## Work order
Copy the following data exactly and drop the pictures.

App and web page records:

----

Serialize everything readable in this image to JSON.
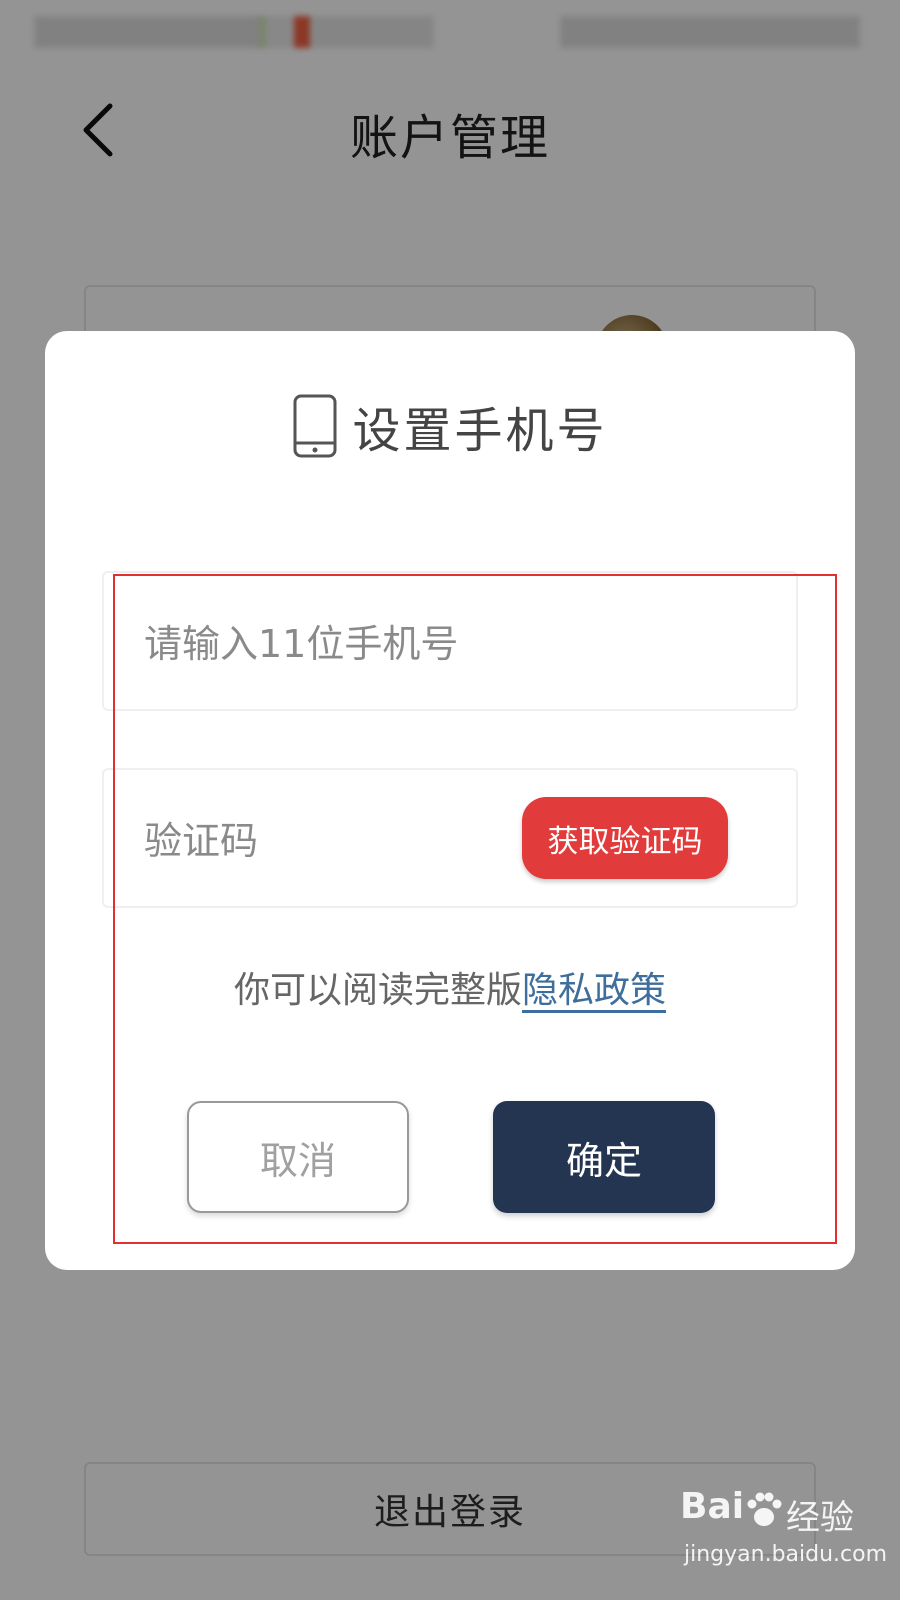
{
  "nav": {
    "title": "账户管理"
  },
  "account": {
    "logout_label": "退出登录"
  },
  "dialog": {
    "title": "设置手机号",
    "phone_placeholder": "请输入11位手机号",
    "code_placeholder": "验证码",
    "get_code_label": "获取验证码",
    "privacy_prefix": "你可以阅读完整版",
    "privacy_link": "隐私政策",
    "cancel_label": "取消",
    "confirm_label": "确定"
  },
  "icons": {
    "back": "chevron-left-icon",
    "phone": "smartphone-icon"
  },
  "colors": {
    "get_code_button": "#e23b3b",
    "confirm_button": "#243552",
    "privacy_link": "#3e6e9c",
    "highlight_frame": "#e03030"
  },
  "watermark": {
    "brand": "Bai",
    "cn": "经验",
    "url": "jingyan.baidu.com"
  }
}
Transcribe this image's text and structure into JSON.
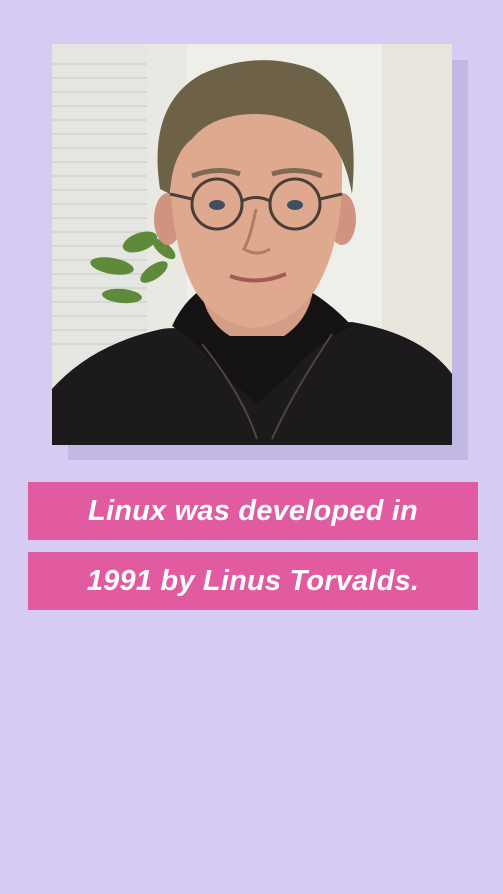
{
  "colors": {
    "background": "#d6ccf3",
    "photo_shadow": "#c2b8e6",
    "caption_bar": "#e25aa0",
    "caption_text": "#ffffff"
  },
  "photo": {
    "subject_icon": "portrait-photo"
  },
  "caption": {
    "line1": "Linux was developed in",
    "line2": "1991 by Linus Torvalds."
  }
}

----

## Problem solution
Serialize everything readable in this image to JSON.
{
  "nav": {
    "title": "账户管理"
  },
  "account": {
    "logout_label": "退出登录"
  },
  "dialog": {
    "title": "设置手机号",
    "phone_placeholder": "请输入11位手机号",
    "code_placeholder": "验证码",
    "get_code_label": "获取验证码",
    "privacy_prefix": "你可以阅读完整版",
    "privacy_link": "隐私政策",
    "cancel_label": "取消",
    "confirm_label": "确定"
  },
  "icons": {
    "back": "chevron-left-icon",
    "phone": "smartphone-icon"
  },
  "colors": {
    "get_code_button": "#e23b3b",
    "confirm_button": "#243552",
    "privacy_link": "#3e6e9c",
    "highlight_frame": "#e03030"
  },
  "watermark": {
    "brand": "Bai",
    "cn": "经验",
    "url": "jingyan.baidu.com"
  }
}
Transcribe this image's text and structure into JSON.
{
  "colors": {
    "background": "#d6ccf3",
    "photo_shadow": "#c2b8e6",
    "caption_bar": "#e25aa0",
    "caption_text": "#ffffff"
  },
  "photo": {
    "subject_icon": "portrait-photo"
  },
  "caption": {
    "line1": "Linux was developed in",
    "line2": "1991 by Linus Torvalds."
  }
}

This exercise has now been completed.